The handheld attachment holds all electronics in an enclosure and snaps to the back of a smartphone, which makes it suitable for use in mobile health clinics or as part of medical humanitarian trips. We have open-sourced the hardware schematics and algorithms making it free and accessible for further adaptation (https://github.com/uw-x/tymp).

At the heart of the smartphone attachment is a pressure transducer made from a stepper motor designed to move the plunger of a syringe carefully at sub-millimeter precision. The motor is connected through a series of pipes to an eartip that is placed in the ear canal – similar to an in-ear headphone. The motor is set to move the eardrum gently by performing a pressure sweep from -400 to 200 daPa. Our system is designed with safety in mind and uses a pressure sensor to ensure pressure in the ear only remains within these bounds. The device is also easy to use and can automatically detect when the eartip has obtained a seal with the ear canal and begin the pressure sweep.

During this pressure sweep, the attachment sends an acoustic tone into the ear canal and records the amount of sound reflected back from the ear canal. This sound recording can be converted into a chart known as a tympanogram that quantifies the mobility of the eardrum. 

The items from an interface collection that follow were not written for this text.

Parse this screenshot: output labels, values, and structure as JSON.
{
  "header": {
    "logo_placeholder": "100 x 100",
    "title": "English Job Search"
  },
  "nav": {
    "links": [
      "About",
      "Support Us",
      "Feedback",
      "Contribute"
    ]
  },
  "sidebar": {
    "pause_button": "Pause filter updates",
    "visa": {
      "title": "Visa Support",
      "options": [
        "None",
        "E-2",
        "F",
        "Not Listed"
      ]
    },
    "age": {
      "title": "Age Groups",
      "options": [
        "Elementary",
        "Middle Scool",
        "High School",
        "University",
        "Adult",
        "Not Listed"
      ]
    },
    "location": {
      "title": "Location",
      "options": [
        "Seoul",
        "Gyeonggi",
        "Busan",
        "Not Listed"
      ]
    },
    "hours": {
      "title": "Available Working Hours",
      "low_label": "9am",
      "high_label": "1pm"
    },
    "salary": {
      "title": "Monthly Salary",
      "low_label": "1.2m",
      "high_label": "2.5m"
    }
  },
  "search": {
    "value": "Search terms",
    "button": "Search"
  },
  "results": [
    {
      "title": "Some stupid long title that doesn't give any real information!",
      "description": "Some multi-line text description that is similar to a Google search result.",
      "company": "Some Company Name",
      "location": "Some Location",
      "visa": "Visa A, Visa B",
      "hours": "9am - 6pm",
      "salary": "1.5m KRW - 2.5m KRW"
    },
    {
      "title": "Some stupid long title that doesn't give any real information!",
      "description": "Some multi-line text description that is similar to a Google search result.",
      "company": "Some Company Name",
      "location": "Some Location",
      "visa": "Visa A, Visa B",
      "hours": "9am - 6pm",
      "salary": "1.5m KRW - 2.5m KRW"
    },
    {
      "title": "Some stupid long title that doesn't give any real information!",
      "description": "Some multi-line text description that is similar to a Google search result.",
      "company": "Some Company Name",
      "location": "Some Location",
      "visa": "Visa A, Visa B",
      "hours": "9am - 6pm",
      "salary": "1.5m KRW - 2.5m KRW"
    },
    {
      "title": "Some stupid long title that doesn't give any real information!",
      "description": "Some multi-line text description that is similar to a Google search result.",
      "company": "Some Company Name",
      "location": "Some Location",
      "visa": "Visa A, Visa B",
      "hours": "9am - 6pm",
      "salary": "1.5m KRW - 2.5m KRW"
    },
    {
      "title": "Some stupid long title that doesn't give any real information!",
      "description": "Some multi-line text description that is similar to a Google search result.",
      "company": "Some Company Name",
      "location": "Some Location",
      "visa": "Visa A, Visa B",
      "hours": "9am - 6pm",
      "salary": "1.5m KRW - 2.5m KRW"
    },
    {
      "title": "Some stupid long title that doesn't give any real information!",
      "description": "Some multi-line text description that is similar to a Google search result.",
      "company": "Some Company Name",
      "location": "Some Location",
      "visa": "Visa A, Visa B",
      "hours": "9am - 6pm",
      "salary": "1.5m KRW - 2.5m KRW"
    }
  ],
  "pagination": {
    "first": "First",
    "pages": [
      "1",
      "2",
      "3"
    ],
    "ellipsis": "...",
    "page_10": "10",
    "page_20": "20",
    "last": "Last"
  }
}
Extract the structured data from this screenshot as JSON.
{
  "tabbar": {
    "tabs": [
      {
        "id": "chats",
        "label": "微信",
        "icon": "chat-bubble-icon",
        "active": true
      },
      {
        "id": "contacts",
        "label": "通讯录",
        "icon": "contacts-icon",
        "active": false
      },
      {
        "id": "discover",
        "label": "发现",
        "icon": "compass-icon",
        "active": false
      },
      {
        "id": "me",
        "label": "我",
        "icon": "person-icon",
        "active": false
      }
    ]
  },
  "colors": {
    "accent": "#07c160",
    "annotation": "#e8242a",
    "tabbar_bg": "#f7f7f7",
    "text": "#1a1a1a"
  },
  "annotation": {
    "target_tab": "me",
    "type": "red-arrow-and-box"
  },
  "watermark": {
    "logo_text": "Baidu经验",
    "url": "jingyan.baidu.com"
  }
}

In a healthy patient, an increase in positive and negative pressure tenses the eardrum and makes it more stiff, which causes an increase in reflected sound energy. In contrast, ears with middle ear fluid may have a stiff eardrum and the amount of reflected sound energy at different pressure levels may not have a pronounced peak. The entire measurement is designed to be completed within a few seconds, and has been tested clinically in patients as young as 1 year of age.

We conducted a clinical study on 50 pediatric ears at Seattle Children’s Hospital from patients aged 1 to 20 years old. In this study, patients were tested with our smartphone-based device in parallel with a commercial clinic-grade tympanometer. We specifically targeted patients with a variety of middle ear disorders including patients with ear tubes, eardrum perforations, otosclerosis, and negative middle ear pressure. Our system showed good agreement with the clinic-device on quantitative metrics used to characterize the shape of the tympanogram: peak admittance, ear canal volume, and peak pressure. Furthermore, a panel of pediatric audiologists classified the tympanograms from our device and the commercial tympanometer into five clinically relevant classes with an agreement of 86%.


Given the accessibility and prevalence of budget smartphones in developing countries, our system may help provide increased access to affordable screening of middle ear disorders, resulting in more timely referrals to specialists. We open-source our hardware and software making our system free and accessible to use and further adapt.

Check out our Communications Medicine paper and open-source project for more details.

Justin Chan

Graduate Research Assistant, University of Washington